Savannah Resources (AIM: SAV), which is building the Barroso lithium project in Portugal, has announced a significant resource upgrade for the asset’s orebody, with 93% of resources now in the “indicated” category.

The update is a fresh boost of confidence for the project definitive feasibility study (DFS), currently in the works.

“This is particularly important as only resources in the indicated category are higher,” Dale Ferguson, Savannah’s technical director, said in the statement.

“There were no expectations to significantly increase the overall tonnage through this drilling programme, our primary objective being to upgrade as much of the tonnage as we can into the Indicated category, which we have achieved,” Fergurson said.

In addition, recent drilling findings have verified additional lithium deposits at Reservatório and Grandão areas, indicating the possibility of resource expansion. Savannah Resources received conditional environmental approval for the project from Portugal’s environmental agency APA last year

Local prosecutors conducting a wide probe into alleged illegalities in lithium and “green” hydrogen deals, asked a judge in February to revoke Barroso’s environment permit. The project is located in northern Portugal, within an area designated as a world heritage site for agriculture, an it is slated to be western Europe’s largest spodumene lithium mine.

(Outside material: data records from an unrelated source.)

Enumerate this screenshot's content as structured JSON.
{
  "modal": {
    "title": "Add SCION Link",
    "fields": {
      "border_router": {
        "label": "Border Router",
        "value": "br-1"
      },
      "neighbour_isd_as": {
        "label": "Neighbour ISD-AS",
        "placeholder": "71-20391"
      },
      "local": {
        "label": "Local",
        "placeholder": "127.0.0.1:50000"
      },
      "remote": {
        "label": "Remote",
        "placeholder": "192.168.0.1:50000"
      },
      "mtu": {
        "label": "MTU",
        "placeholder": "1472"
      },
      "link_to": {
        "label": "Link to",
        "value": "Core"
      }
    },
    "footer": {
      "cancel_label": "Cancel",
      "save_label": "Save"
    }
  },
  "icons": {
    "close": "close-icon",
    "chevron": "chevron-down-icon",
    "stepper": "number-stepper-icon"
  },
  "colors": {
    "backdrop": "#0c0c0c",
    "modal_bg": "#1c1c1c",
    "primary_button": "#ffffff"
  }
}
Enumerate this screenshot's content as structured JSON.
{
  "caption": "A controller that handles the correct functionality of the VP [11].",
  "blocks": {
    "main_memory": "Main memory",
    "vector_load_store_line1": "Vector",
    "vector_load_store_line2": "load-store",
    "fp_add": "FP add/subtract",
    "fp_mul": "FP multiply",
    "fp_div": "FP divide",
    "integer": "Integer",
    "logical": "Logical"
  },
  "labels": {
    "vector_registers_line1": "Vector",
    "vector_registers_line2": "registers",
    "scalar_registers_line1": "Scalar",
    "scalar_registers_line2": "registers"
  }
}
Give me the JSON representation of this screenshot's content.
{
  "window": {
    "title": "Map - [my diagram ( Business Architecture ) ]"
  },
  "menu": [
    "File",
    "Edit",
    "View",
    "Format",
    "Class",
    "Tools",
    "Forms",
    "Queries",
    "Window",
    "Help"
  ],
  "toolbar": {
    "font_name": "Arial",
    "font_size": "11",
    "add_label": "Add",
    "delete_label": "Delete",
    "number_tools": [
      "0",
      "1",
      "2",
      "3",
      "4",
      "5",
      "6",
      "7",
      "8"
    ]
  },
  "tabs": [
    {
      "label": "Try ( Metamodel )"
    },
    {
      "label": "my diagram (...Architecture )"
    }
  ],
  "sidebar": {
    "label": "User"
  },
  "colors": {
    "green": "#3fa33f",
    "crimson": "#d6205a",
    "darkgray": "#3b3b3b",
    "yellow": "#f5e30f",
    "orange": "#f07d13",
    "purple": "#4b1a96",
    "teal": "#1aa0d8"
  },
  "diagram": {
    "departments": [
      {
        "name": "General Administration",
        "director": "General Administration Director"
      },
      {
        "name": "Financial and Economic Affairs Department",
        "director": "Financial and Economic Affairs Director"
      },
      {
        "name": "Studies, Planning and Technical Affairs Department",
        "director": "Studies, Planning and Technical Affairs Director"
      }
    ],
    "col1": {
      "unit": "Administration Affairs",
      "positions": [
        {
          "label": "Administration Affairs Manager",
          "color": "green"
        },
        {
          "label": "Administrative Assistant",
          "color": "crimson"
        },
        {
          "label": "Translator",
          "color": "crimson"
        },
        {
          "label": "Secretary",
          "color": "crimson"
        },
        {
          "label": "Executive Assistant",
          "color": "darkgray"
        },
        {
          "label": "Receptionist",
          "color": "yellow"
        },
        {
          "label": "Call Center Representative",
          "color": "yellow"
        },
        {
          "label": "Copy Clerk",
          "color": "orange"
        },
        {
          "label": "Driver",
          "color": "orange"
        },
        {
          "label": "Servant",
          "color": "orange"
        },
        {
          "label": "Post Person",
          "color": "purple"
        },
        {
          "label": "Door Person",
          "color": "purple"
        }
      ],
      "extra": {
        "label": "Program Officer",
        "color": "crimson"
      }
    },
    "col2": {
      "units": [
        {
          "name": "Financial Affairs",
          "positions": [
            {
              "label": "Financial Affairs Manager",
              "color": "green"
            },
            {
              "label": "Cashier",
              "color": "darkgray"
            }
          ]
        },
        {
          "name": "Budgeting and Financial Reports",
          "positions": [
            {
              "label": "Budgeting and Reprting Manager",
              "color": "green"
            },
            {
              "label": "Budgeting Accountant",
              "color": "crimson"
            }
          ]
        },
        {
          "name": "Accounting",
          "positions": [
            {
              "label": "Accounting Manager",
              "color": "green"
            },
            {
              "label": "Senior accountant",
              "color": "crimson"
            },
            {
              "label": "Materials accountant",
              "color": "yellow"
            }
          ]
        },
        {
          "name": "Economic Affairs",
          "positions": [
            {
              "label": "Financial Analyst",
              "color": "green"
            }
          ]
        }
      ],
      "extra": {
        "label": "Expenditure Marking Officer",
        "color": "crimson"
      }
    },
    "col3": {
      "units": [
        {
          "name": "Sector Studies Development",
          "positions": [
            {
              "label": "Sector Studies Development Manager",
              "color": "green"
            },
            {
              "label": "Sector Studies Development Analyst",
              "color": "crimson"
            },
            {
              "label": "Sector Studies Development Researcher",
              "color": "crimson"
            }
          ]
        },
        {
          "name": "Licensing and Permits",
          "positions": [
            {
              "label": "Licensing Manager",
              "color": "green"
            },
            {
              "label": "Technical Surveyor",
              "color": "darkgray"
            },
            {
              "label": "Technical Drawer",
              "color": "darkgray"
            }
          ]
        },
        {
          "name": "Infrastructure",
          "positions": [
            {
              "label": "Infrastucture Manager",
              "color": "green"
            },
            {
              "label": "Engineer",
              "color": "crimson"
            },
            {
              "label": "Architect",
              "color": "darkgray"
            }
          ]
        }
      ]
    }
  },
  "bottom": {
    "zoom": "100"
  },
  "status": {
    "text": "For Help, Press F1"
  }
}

Savannah said at the time it was “ready to address the concerns” of the prosecutors and cited advice from its lawyers “that the lawsuit is without foundation”. The action has not impacted the project’s activities.

Looking for partners

The London-based company, which acquired a 75% interest in the Barroso lithium project in 2017, has been looking for partners to develop the mine. Initial capital needed is estimated at $236 million. 

Barroso will also yield a feldspar and quartz co-product used in the ceramics industry. These will be sold to customers locally and in neighbouring Spain.

The miner has a plan to significantly cut the project’s direct emissions (or Scope 1) to zero. Indirect emissions (or Scope 2), which are those tied to inputs a miner purchases, could be lowered by 54% from the original 2019 forecast, thanks to a potential reduction in the plant’s power requirement.

Over the estimated 14-year mine life, Barroso is forecast to reach a throughput of about 1.5 million tonnes a year (t/y), based on a resource of 20.5 million tonnes at 1.05% lithium oxide. 

Potential production is estimated at 191,000 tonnes of 5.5% spodumene annually, which the company believes to be enough to supply a “material proportion” of Europe’s lithium demand over the coming decades.

Portugal, already Europe’s top lithium producer, accounts for about 11% of the global market, but its output is entirely used to make ceramics and glassware, which is why Europe relies on lithium imports from Latin America’s Lithium Triangle, as well from Australia and China.

Source: MINING.COM – Read More